In two earlier articles entitled, “Bill-C45: The Cannabis Act and the Canadian Visitor to the United States” and more recently, “Cannabis, Medical Marijuana and the Canadian Visitor to the United States of America”, I discussed in some detail, the legalization of “cannabis” in Canada and the implications for the Canadian Visitor to the United States. Embedded in these articles is an explanation about the legal anomaly that exists in the United States, where legalization of “marijuana” has become a “patchwork” of legislation and regulations, both at the State and Federal level. A handful of States have legalized the substance both for recreational and medicinal purposes in varying degrees, while the Federal Government (which includes the Department of Homeland Security and the Customs and Border Service), considers “cannabis” or “marijuana” to be a controlled substance, under Section I of the Controlled Substance Act (CSA), 21 U.S.C. § 802(16), such that its possession and use continues to be a serious criminal offence in the United States. This is potentially problematic for the Canadian visitor and those involved in the “cannabis” industry in Canada, which I explained.
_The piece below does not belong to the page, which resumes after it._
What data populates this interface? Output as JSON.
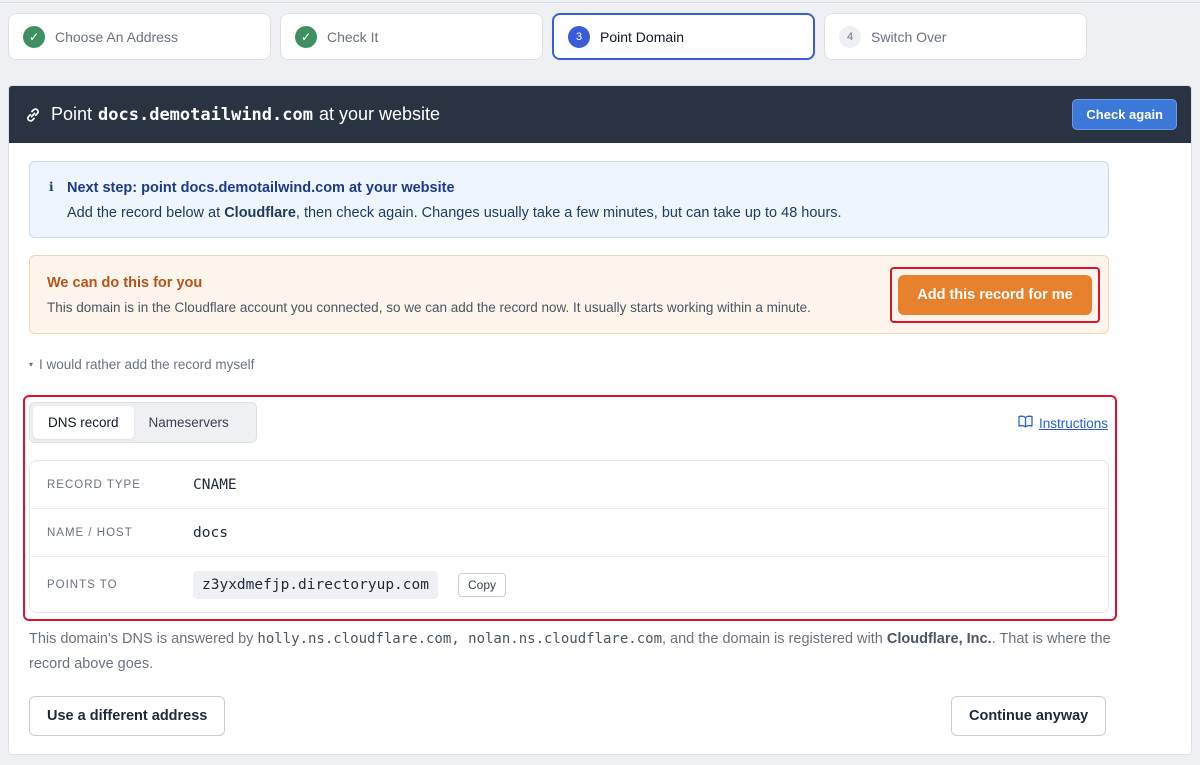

CBD and THC: “What’s it all about Alfie?”
With the legalization of “cannabis” in Canada and several States in the U.S., (including California), I lamented in one of my those articles that it was unlikely, given the average age of the typical “Snowbird” that the use of “cannabis” for recreational purposes would become a popular leisurely retirement activity. On the other hand, as evidenced by some recent discussions with some close friends and relatives, the therapeutic use of “cannabis” or other forms of the substance and its derivatives is receiving more and more attention, and those suffering from a myriad of aliments from sleep disorders, insomnia, anxiety, depression and chronic pain are apparently finding some relief. Some have reported that its use has a “calming” effect and that it allows one to be more focused and not as “stressed out” thereby creating a healthier and more positive outlook on life.
Most of my knowledge on this subject was limited to two common acronyms–CBD and THC, both being components of “cannabis” with each having their own unique qualities. As a former Federal Drug Prosecutor, THC was well known to me in my former life as being the active component of cannabis that produces a “high” or psychotropic effect in terms of its recreational and at the time, illegal use.
How things have changed?
More recently, CBD has become a popular term and has increasingly crept into our vocabulary and “adult” conversation at our regular “Happy Hour”. Some of my friends have been touting it as a new “wonder drug” offering many anecdotal positive experiences.
At the risk of offending those from the Mediterranean island, all of this was “Greek” to me and somewhat of a mystery, so I thought it might be a useful exercise to examine this area more closely and try to clarify the mystic surrounding these acronyms –CBD and THC and offer some incite into the multitude of new “products” now being promoted commercially in the United States and Canada.